#### What is needed:
The answer must be a single number: how many lines below contain "placeholder".

#### Extracted entries:
'''

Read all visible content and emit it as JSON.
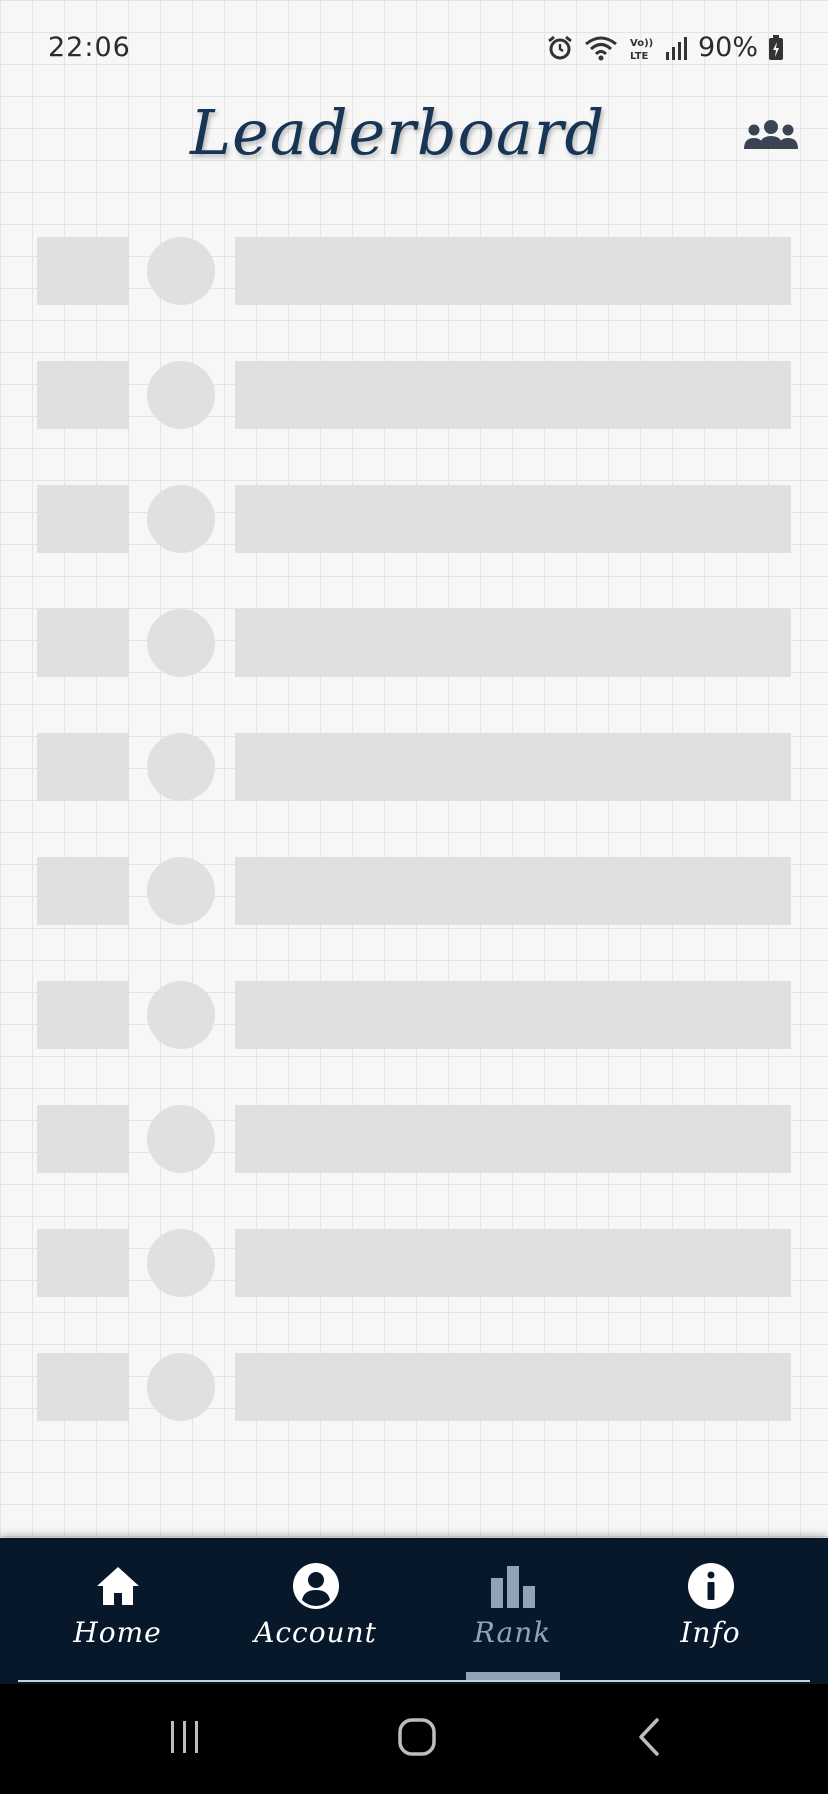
{
  "status_bar": {
    "time": "22:06",
    "battery_percent": "90%",
    "icons": [
      "alarm-icon",
      "wifi-icon",
      "volte-icon",
      "signal-icon",
      "battery-icon"
    ]
  },
  "header": {
    "title": "Leaderboard",
    "right_icon": "group-icon"
  },
  "leaderboard": {
    "state": "loading-placeholder",
    "row_count": 10
  },
  "bottom_nav": {
    "items": [
      {
        "label": "Home",
        "icon": "home-icon",
        "active": false
      },
      {
        "label": "Account",
        "icon": "account-icon",
        "active": false
      },
      {
        "label": "Rank",
        "icon": "bar-chart-icon",
        "active": true
      },
      {
        "label": "Info",
        "icon": "info-icon",
        "active": false
      }
    ]
  },
  "system_nav": {
    "buttons": [
      "recent-apps-icon",
      "home-circle-icon",
      "back-icon"
    ]
  },
  "colors": {
    "title": "#173554",
    "nav_background": "#06182a",
    "nav_active": "#8fa4b8",
    "placeholder": "#e0e0e0"
  }
}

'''

#### Expected answer:
2